• **Entries from a dataset of interfaces**
*-*-*

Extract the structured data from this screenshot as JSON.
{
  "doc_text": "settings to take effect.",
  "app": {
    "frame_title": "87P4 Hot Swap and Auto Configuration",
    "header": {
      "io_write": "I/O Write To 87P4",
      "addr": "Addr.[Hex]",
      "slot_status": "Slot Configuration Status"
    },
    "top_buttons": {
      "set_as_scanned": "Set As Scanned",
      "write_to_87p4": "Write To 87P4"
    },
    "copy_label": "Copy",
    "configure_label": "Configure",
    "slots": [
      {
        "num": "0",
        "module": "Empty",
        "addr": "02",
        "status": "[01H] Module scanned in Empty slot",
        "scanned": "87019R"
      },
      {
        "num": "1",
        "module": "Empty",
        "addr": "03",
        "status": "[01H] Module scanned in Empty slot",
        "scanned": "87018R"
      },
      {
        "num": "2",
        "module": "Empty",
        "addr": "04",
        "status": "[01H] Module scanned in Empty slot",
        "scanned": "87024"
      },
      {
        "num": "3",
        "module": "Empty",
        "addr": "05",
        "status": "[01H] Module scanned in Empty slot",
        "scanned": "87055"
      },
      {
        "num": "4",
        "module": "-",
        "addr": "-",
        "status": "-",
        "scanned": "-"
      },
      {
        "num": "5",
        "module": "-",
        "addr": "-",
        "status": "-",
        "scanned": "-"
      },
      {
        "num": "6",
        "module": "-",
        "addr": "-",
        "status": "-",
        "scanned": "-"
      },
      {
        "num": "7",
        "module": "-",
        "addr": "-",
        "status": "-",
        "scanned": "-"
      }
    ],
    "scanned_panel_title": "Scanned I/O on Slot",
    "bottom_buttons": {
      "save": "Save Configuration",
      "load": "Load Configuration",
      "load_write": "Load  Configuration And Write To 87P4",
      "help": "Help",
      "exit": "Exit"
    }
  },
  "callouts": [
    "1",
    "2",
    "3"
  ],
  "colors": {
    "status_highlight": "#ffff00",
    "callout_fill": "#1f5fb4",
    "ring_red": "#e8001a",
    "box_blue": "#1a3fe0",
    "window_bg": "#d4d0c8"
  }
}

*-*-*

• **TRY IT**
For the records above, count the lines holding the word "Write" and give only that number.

• **RESPONSE TO THIS EXERCISE**
3